In the late 1880s, Henri Matisse was a young court administrator on extended convalescence following a bout of appendicitis. His mother, who occasionally painted china, presented him with a set of art supplies to help pass the time. “From the moment I held the box of colors in my hands, I knew this was my life,” he later remarked. “I threw myself into it like a beast that plunges towards the thing it loves.”
By 1891 Matisse had moved to Paris and was enrolled at the Académie Julian. Although his art training was traditional, within a few years he had begun to develop a reputation as a rebel. His exposure to the works of French impressionists and post-impressionists, to the colors of Vincent van Gogh and Paul Gauguin, to the structure of Paul Cézanne and Auguste Rodin, and to the lines of Japanese prints pushed his style in new and increasingly modern directions. Matisse’s daring new style was greeted by mixed reviews. Following his unsuccessful first solo show in 1904, his wildly colorful painting Woman with a Hat, which appeared at the 1905 Salon d’Automne group exhibition, met with derision from Parisian art critics, and Matisse and other artists associated with this exhibition were labeled fauves (wild animals). In spite of this critical reception, Matisse soon found a home within the cultured circle surrounding Leo Stein and his family, and it was through their regular artistic gatherings that he met his lifelong friend and rival, Pablo Picasso, in addition to collectors like the Cone sisters and Dr. Albert Barnes.
Over the next five decades, Matisse enjoyed a productive and celebrated career, and while his style underwent various transformations over time, his dedicated use of a flat plane, bold colors, and fluid line served as inspiration to his contemporaries and to the generations of artists that have followed. The depth and breadth of Matisse’s career are evident in the fifty-nine works by the artist that can be found in the Barnes Foundation Collection in Philadelphia, thirty-two of which are reproduced in this book of thirty oversized postcards.

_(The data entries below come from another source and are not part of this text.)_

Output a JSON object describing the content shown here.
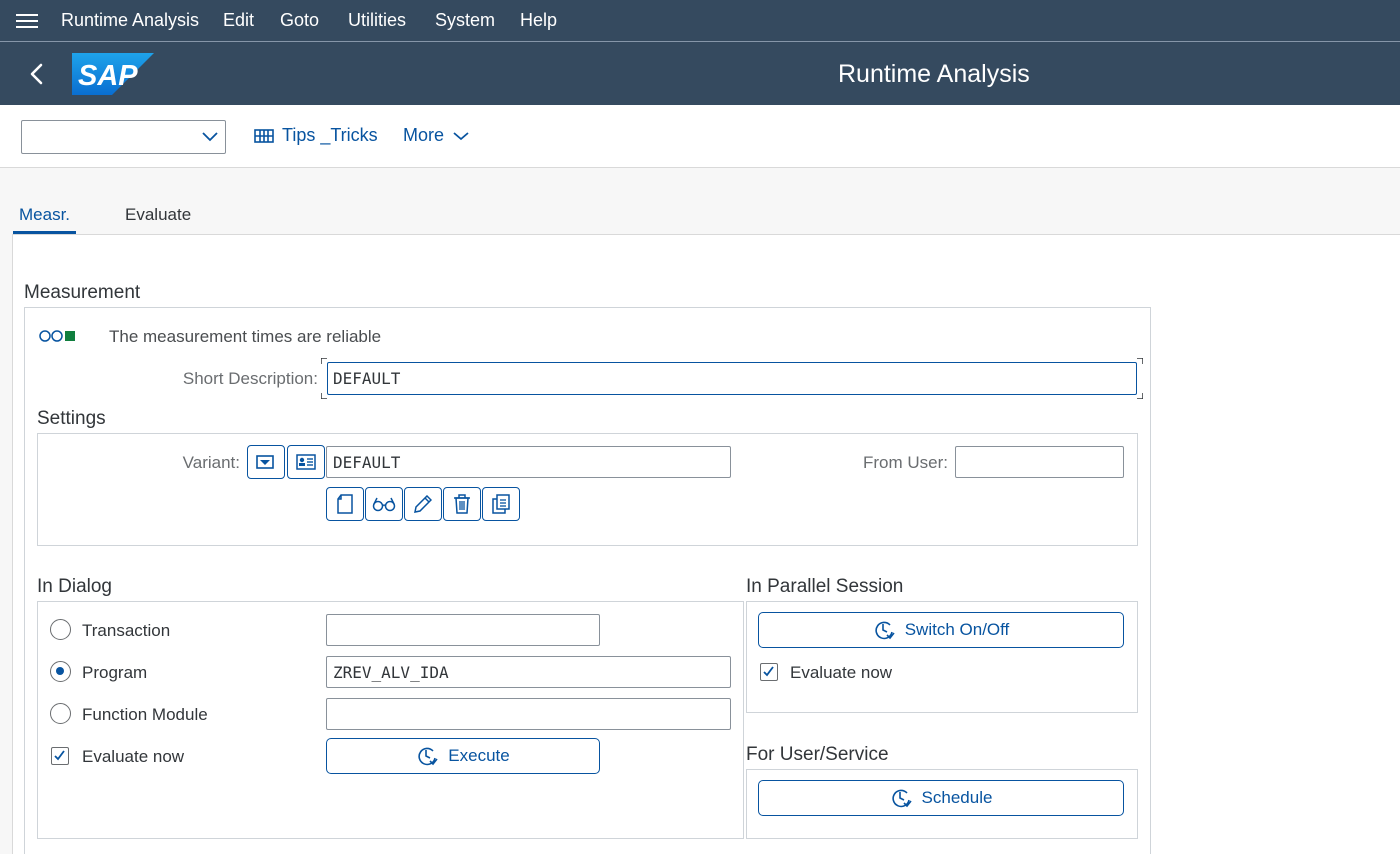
{
  "menubar": {
    "items": [
      "Runtime Analysis",
      "Edit",
      "Goto",
      "Utilities",
      "System",
      "Help"
    ]
  },
  "shell": {
    "title": "Runtime Analysis",
    "logo_text": "SAP"
  },
  "toolbar": {
    "tips_label": "Tips _Tricks",
    "more_label": "More"
  },
  "tabs": [
    "Measr.",
    "Evaluate"
  ],
  "measurement": {
    "title": "Measurement",
    "status_text": "The measurement times are reliable",
    "short_desc_label": "Short Description:",
    "short_desc_value": "DEFAULT"
  },
  "settings": {
    "title": "Settings",
    "variant_label": "Variant:",
    "variant_value": "DEFAULT",
    "from_user_label": "From User:",
    "from_user_value": ""
  },
  "dialog": {
    "title": "In Dialog",
    "transaction_label": "Transaction",
    "transaction_value": "",
    "program_label": "Program",
    "program_value": "ZREV_ALV_IDA",
    "function_module_label": "Function Module",
    "function_module_value": "",
    "evaluate_label": "Evaluate now",
    "execute_label": "Execute"
  },
  "parallel": {
    "title": "In Parallel Session",
    "switch_label": "Switch On/Off",
    "evaluate_label": "Evaluate now"
  },
  "user_service": {
    "title": "For User/Service",
    "schedule_label": "Schedule"
  },
  "colors": {
    "shell": "#354a5f",
    "accent": "#0854a0",
    "status_green": "#107e3e"
  }
}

Pomegranate’s books of postcards contain up to thirty top-quality reproductions bound together in a handy, artful collection. Easy to remove and produced on heavy card stock, these stunning postcards are a delight to the sender and receiver. Postcards are oversized and may require additional postage.